An OECD study also reveals that the gap between pensions paid to public and private sector workers is now the largest in the world. 

Around 15% of UK employers plan to cut the costs of pensions for existing employees in a bid to counterbalance the financial impact of auto-enrolment, a new report has revealed.

The latest report on auto-enrolment produced by the Department for Work and Pensions also found that, even though the scheme had been successful overall, 4% of organisations likewise intended to reduce the amount that existing staff could contribute to their workplace pension plan.

Although the number of employees saving into pension schemes has increased in total, the amount they are contributing fell by about £3 billion between 2005 and 2015. Employers are also giving less, with contributions dropping by more than £4billion per annum, from £30.1 billion in 2005 to £25.9 billion in 2015.

This situation is likely to have come about due to the closure of many defined benefit pension schemes and the fact that many employers are also paying much less into defined contribution schemes.

But according to a second study undertaken by the Organisation for Economic Cooperation and Development, the gap between pensions paid to public and private sector workers is now the biggest in the world. An employee who joined the civil service in 2014 aged 20 and worked for an average salary throughout their career would receive a pension worth a huge 106% of their final salary, the report found.

But a private sector worker in a similar position could expect to be paid only a fifth of their final salary via the state pension, or 51.4 per cent if they made similar payments into a private scheme.

The UK is only one of 18 countries that pays civil servants more than their final salary in retirement and has the largest pensions gap at 84% compared with a 20% average and no gap at all in Finland, Sweden, Luxembourg and the Netherlands.

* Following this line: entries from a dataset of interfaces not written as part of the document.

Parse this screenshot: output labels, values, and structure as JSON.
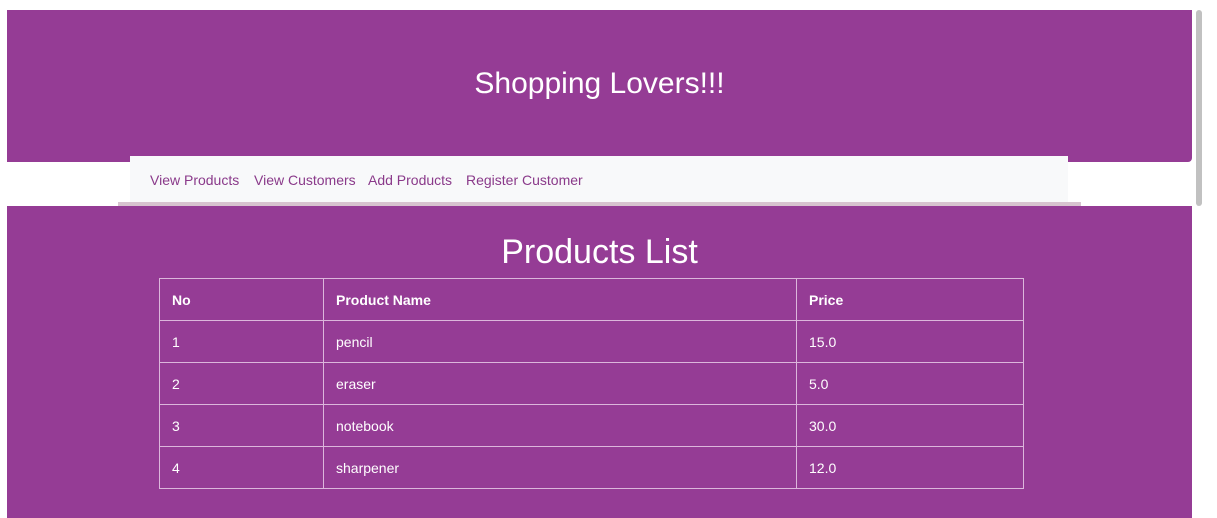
{
  "header": {
    "title": "Shopping Lovers!!!"
  },
  "nav": {
    "items": [
      {
        "label": "View Products"
      },
      {
        "label": "View Customers"
      },
      {
        "label": "Add Products"
      },
      {
        "label": "Register Customer"
      }
    ]
  },
  "main": {
    "heading": "Products List",
    "table": {
      "columns": [
        "No",
        "Product Name",
        "Price"
      ],
      "rows": [
        [
          "1",
          "pencil",
          "15.0"
        ],
        [
          "2",
          "eraser",
          "5.0"
        ],
        [
          "3",
          "notebook",
          "30.0"
        ],
        [
          "4",
          "sharpener",
          "12.0"
        ]
      ]
    }
  },
  "colors": {
    "brand": "#953c95",
    "nav_background": "#f8f9fa",
    "nav_link": "#8a3a8a"
  }
}
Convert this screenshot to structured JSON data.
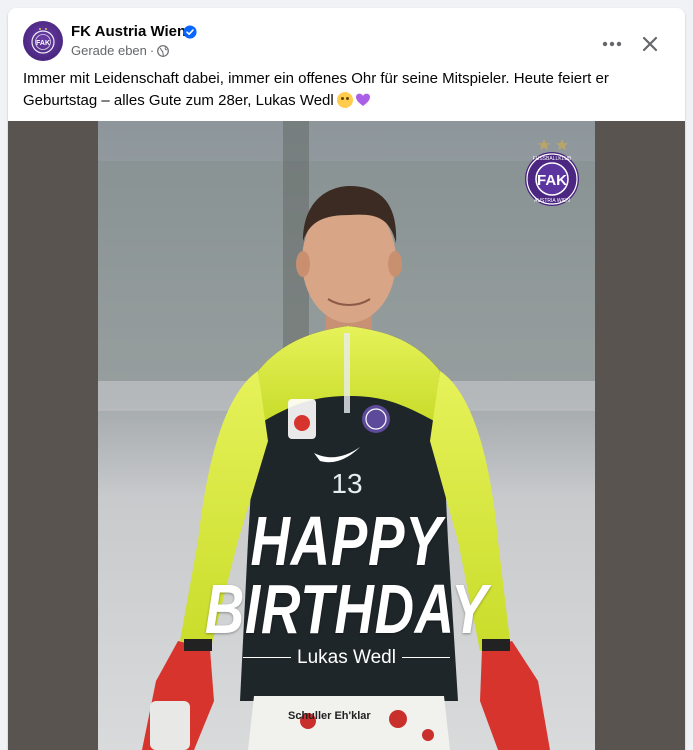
{
  "post": {
    "author": "FK Austria Wien",
    "timestamp": "Gerade eben",
    "separator": "·",
    "text": "Immer mit Leidenschaft dabei, immer ein offenes Ohr für seine Mitspieler. Heute feiert er Geburtstag – alles Gute zum 28er, Lukas Wedl",
    "icons": {
      "verified": "verified-badge-icon",
      "audience": "globe-icon",
      "more": "more-options-icon",
      "close": "close-icon"
    }
  },
  "graphic": {
    "line1": "HAPPY",
    "line2": "BIRTHDAY",
    "player_name": "Lukas Wedl",
    "shirt_number": "13",
    "badge_ring_top": "FUSSBALLKLUB",
    "badge_ring_bottom": "AUSTRIA WIEN",
    "badge_letters": "FAK",
    "sponsor": "Schuller Eh'klar"
  },
  "colors": {
    "brand_purple": "#4b2781",
    "verified_blue": "#0866ff",
    "jersey_yellow": "#d4e83a",
    "jersey_dark": "#1f2629",
    "media_bg": "#595450"
  }
}
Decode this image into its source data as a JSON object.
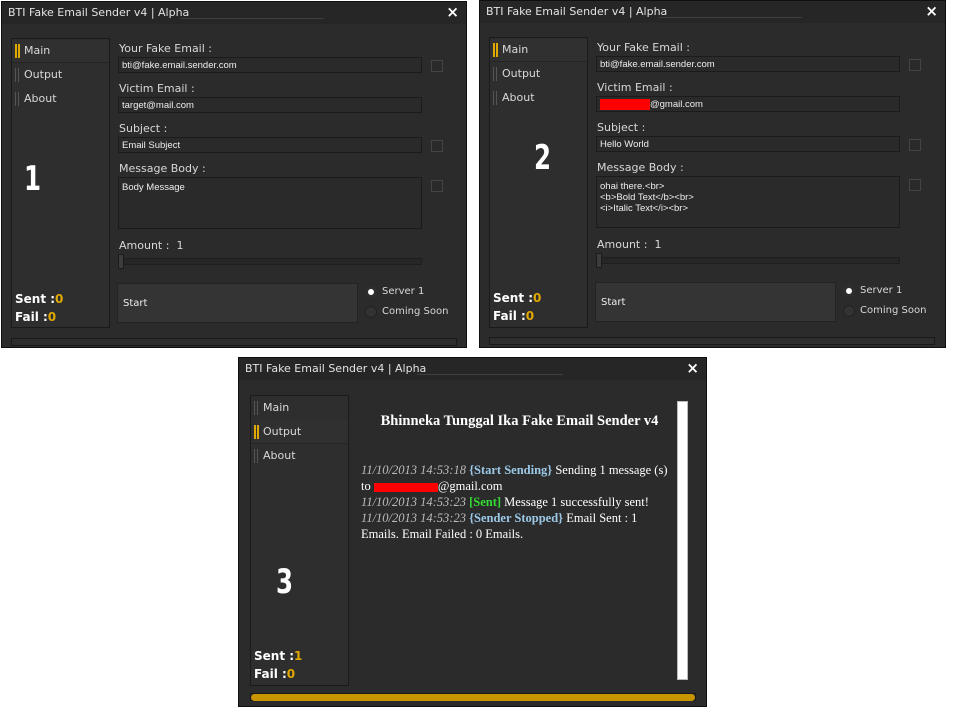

But the study recognised that the rest of the public sector had access to less generous pension schemes than the civil service did, and also noted that the civil service scheme has been altered more than that of any other country over the last two decades, which included increasing the pension age and almost doubling worker contributions.